- _Work task_: Look through the data below, and copy each line that carries the word "values".

- _Data provided_:
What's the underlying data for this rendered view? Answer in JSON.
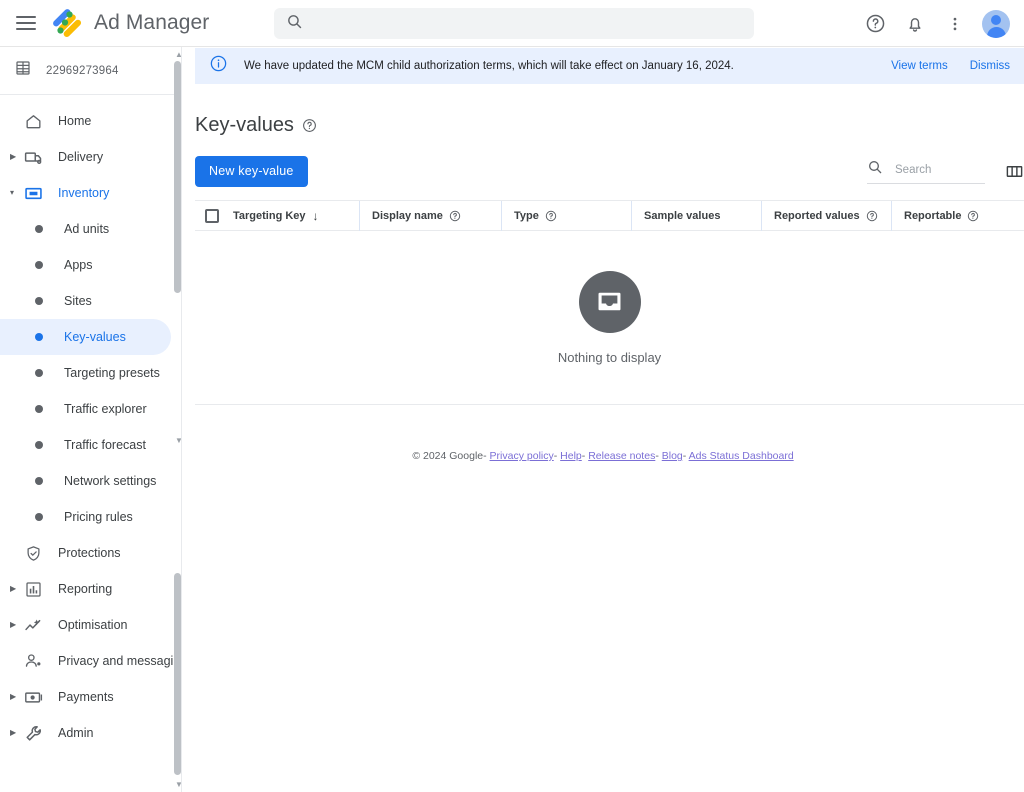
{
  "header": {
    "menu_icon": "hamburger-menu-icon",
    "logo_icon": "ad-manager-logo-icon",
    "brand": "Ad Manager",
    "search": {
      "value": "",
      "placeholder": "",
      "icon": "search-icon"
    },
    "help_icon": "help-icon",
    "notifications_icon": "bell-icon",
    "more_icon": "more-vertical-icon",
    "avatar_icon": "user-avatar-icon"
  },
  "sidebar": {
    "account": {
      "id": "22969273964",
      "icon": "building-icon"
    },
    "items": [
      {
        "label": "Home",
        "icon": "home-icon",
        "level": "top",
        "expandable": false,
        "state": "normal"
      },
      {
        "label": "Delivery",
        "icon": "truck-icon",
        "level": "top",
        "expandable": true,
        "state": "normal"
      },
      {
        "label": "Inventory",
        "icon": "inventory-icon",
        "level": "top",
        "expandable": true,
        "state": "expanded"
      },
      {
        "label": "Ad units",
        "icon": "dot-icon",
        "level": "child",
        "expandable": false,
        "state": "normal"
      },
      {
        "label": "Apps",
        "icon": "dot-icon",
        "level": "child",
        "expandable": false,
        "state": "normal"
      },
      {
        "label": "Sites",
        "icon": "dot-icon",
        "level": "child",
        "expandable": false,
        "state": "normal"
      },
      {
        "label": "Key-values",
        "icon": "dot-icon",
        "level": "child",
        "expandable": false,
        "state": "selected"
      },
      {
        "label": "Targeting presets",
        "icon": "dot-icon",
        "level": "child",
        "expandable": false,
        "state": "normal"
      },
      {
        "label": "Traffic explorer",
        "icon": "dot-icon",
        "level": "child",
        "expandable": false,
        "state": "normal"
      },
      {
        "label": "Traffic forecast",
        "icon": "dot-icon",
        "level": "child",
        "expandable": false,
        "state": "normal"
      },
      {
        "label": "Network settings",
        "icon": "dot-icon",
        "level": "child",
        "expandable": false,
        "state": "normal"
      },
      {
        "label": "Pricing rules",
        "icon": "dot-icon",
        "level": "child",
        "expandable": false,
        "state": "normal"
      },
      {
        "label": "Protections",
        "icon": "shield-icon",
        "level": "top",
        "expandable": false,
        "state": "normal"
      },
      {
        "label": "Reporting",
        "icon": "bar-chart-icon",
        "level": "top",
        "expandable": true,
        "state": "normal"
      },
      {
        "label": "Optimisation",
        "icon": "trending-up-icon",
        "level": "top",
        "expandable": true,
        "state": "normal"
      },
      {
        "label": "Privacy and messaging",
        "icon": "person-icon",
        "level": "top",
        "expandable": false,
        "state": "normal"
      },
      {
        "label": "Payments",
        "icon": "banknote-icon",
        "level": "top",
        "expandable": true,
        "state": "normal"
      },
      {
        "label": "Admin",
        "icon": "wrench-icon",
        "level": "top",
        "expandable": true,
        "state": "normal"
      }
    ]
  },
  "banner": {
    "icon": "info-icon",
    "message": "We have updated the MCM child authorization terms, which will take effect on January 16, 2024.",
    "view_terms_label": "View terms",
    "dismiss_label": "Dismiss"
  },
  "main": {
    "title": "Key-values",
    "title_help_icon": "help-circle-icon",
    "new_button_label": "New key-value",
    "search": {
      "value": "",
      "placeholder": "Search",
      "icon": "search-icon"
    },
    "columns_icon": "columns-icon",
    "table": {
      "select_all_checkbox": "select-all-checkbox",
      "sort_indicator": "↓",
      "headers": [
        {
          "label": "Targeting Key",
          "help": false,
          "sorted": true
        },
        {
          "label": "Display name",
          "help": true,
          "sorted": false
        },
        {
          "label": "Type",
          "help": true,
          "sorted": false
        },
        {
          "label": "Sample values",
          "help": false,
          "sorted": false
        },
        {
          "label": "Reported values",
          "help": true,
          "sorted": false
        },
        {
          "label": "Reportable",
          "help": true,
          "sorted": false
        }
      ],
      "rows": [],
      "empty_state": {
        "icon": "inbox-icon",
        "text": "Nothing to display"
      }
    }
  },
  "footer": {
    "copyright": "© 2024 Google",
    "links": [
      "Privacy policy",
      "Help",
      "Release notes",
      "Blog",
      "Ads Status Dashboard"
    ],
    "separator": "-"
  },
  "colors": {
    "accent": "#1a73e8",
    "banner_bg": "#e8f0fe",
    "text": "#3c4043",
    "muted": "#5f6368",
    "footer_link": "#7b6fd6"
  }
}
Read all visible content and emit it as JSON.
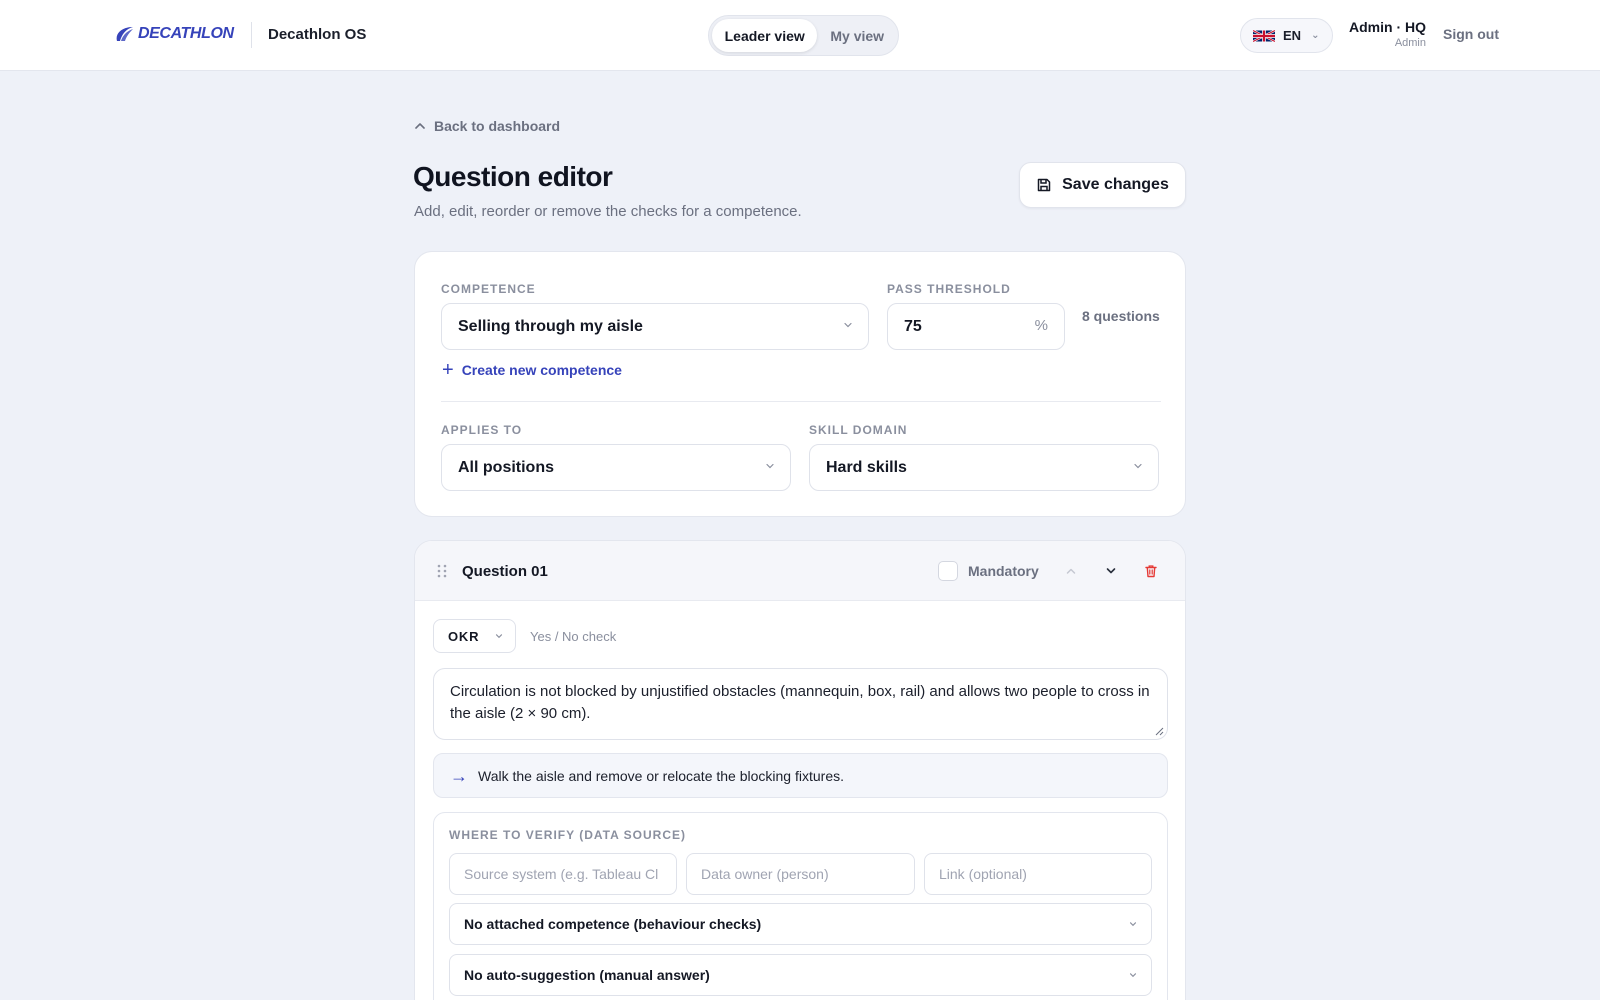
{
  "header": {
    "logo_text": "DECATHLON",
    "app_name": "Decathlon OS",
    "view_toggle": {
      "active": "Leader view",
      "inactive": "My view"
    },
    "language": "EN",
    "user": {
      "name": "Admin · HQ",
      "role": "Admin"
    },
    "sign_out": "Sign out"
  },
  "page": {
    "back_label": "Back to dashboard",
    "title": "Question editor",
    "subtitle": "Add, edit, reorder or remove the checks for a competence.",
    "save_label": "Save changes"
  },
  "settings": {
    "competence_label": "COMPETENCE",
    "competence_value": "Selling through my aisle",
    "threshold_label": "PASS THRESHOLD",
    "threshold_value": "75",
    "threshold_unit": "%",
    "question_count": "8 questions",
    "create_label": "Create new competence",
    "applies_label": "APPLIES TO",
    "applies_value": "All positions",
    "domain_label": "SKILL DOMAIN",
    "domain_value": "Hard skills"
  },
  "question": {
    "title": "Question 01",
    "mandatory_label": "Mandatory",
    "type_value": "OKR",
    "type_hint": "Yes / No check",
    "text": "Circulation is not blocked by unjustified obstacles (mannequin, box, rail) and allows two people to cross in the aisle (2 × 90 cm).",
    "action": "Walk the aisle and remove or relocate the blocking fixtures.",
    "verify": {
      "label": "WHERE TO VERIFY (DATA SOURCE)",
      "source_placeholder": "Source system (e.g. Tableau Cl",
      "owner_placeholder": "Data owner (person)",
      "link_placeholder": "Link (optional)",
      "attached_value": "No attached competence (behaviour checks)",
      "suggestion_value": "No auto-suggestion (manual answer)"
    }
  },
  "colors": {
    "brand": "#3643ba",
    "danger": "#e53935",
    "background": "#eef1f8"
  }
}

- _Written response_:
        "label": "Key-values",
    "title": "Key-values",
          "label": "Sample values",
          "label": "Reported values",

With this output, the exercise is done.